From THE LOCAL (Germany):
David Berger, 42, a grammar school teacher and expert on the influential medieval philosopher Thomas Aquinas, told the daily Frankfurter Rundschau in April that he was a homosexual. Now, the same paper has reported that the academy head, who is a member of the ultra-conservative Church group Opus Dei, has banned him from teaching at the academy.
Berger’s position on “a point of Church teaching” made it impossible for him to continue, academy president Lluis Clavell wrote in a letter of dismissal. Clavell wrote that he had learnt of Berger’s admission with “deep pain” and dismay.
When Berger came out in April, he accused the Catholic Church of having a “hypocritical, bigoted” position on homosexuality, and complained of a “growth in the homophobic tendencies within Catholicism.”
I think the phrase "bleeding fascist" would be more exact in this instance.
Thank God for the Swedes...
From THE LOCAL (Sweden):
Transgender people need more protection, the Liberal Party has announced, adding it proposes that the hate crime law be clarified so that it is clear that it also applies to this group,
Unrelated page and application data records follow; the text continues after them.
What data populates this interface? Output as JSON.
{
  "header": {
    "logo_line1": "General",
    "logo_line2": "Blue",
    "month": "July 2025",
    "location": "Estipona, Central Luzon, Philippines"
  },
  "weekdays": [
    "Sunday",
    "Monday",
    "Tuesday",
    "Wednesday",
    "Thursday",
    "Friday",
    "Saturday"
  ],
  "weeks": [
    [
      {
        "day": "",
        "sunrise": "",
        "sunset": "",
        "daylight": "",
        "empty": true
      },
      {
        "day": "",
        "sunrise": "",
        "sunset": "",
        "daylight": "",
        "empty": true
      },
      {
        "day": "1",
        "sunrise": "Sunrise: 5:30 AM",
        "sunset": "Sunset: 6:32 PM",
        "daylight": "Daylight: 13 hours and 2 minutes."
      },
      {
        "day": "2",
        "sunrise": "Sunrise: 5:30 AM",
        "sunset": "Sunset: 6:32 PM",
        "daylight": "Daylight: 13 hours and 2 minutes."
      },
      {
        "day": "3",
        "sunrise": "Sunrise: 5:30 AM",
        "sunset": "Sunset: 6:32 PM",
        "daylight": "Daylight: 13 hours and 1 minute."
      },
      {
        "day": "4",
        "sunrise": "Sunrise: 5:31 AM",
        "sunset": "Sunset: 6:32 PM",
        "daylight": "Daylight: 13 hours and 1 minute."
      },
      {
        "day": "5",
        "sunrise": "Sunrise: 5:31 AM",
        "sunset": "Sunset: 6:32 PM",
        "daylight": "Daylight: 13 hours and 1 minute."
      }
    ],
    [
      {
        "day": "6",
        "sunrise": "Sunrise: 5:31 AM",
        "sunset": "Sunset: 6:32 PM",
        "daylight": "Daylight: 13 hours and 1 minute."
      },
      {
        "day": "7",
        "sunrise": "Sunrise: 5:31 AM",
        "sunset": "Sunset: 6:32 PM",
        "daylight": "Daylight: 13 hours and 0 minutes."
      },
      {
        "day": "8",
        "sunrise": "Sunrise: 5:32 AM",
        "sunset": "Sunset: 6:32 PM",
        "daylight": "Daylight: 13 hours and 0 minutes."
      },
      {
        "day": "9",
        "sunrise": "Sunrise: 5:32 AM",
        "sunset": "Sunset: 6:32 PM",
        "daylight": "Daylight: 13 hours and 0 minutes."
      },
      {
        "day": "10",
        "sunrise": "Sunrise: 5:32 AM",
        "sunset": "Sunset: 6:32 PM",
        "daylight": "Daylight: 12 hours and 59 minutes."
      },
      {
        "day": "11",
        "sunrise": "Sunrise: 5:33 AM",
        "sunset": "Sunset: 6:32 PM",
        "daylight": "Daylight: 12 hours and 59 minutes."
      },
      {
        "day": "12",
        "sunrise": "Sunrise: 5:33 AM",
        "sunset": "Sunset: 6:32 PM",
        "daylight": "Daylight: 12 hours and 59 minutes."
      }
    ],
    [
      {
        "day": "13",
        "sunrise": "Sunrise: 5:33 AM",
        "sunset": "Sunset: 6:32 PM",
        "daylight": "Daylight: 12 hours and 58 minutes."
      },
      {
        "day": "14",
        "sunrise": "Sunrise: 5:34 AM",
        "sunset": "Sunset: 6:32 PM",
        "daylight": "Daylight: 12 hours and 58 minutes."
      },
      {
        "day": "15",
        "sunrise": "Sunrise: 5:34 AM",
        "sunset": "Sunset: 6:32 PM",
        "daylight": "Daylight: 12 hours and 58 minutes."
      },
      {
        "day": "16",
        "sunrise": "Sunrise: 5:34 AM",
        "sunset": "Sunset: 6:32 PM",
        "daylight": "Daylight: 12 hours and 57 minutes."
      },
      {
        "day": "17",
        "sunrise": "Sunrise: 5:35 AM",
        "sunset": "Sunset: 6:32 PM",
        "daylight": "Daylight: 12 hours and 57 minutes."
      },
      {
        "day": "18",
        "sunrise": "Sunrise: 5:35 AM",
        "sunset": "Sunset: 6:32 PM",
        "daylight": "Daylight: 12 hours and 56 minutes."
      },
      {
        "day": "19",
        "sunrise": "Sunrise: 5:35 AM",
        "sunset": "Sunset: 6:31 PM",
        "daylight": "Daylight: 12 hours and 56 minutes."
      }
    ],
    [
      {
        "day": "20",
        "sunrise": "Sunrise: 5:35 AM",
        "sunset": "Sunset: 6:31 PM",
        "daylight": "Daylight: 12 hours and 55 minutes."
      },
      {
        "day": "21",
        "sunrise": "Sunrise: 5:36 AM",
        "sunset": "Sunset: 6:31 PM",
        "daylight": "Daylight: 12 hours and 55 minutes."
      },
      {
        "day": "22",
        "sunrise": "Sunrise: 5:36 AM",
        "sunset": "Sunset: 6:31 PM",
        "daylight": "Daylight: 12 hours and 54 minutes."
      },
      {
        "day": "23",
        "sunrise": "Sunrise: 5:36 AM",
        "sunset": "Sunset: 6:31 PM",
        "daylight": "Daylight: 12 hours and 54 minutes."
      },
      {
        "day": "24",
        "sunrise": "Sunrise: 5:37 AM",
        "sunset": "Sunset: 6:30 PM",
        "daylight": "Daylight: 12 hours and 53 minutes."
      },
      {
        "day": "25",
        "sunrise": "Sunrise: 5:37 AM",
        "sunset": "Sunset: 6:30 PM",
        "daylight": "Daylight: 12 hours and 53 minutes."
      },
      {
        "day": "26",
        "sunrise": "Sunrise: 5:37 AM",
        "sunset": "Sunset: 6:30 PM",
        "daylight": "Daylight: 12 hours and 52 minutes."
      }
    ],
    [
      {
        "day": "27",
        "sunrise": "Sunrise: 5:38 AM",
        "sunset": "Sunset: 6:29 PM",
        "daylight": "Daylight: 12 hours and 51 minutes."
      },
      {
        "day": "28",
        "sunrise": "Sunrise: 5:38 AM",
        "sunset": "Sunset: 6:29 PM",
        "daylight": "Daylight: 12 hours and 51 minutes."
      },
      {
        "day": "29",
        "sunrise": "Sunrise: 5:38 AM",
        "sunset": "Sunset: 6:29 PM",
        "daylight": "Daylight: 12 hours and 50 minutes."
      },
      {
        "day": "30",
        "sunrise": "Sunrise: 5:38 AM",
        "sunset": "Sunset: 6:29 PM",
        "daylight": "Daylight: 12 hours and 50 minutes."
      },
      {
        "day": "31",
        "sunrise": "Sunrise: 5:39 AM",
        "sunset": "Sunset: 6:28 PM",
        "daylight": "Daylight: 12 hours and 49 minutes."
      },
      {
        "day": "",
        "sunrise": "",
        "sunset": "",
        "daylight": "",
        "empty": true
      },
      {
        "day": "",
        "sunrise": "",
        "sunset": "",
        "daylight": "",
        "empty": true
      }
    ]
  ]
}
"It is always important that the law be as specific as possible," Integration and Gender Equality Minister Nyamko Sabuni told Ekot. "It is also important to note that there is a group in our society who are neither bi- nor homosexual, but have a different gender identity than the one we believe that they have."
The Swedish Federation for Lesbian Gay, Bisexual and Transgender Rights (Riksförbundet för homosexuellas, bisexuellas och transpersoners rättigheter, RFSL) has long demanded that transgendered people, or people with other gender identities, should be mentioned in hate crime law.
"We fear that transgender people fall through the cracks because the individual courts are not as familiar with the law's preparatory work and miss that the section on hate crimes can be used for transgender people," said RFSL chairwoman Ulrika Westerlund.
Dr. Lluis Clavell